4. Be vigilant about safe practices on the farm

I think we’ve all done something unsafe “just that one time” to hurry things up, even though we know that it only takes one time for something unthinkable to happen. Don’t let your guard down.

5. Make sure everyone on the farm has safety as their number one priority

This includes employees, delivery drivers, weekend help, etc. Like I said previously, too many horrible things can happen “just one time.” Don’t let visiting grandpas talk you into taking a ride in the back of the truck “because you used to do it and you were fine.” It’s hard to do, but don’t let egos override safety. Make sure that milk haulers and delivery drivers know about safety concerns too. A little secret – I’ve thanked and complimented drivers on the care that they have taken while coming in and out of the driveway. It’s proved to be a surefire way for drivers to slow down and really look when coming onto the farm. I’m also sure to call their boss and tell them that their employee does a great job.

Don’t take farm safety for granted! Creating and continuing a farm family legacy is about more than just ensuring that the farm continues – we need to make sure to take care of our family and keep them safe as well.  end mark

Heather Moore is a dairy farming mama herself, raising three little boys with her husband, Brandon. The Moore family has a 50-cow dairy and custom feeds 800 head of beef cattle near Maquoketa, Iowa. When she is not chasing around cows and kids, you'll find her volunteering, cooking and very occasionally, sleeping.

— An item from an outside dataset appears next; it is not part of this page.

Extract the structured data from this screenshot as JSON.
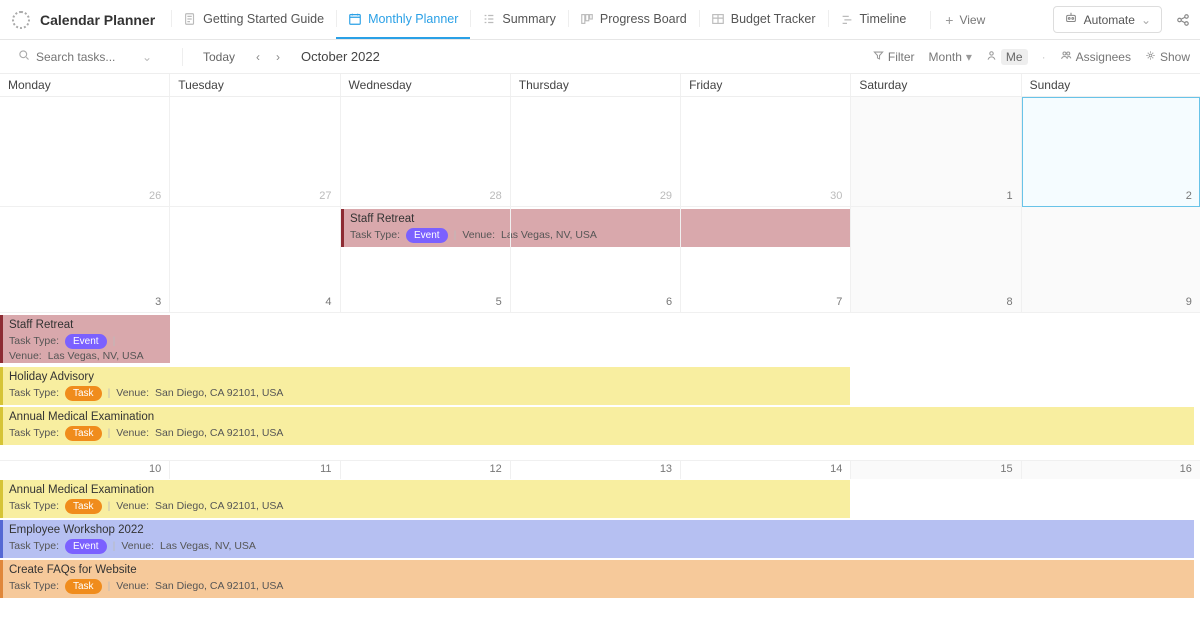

PHOTO: Farm kids often learn how to care for animals at an early age, but parents must remember that dangers are present. Photo by Heather Moore.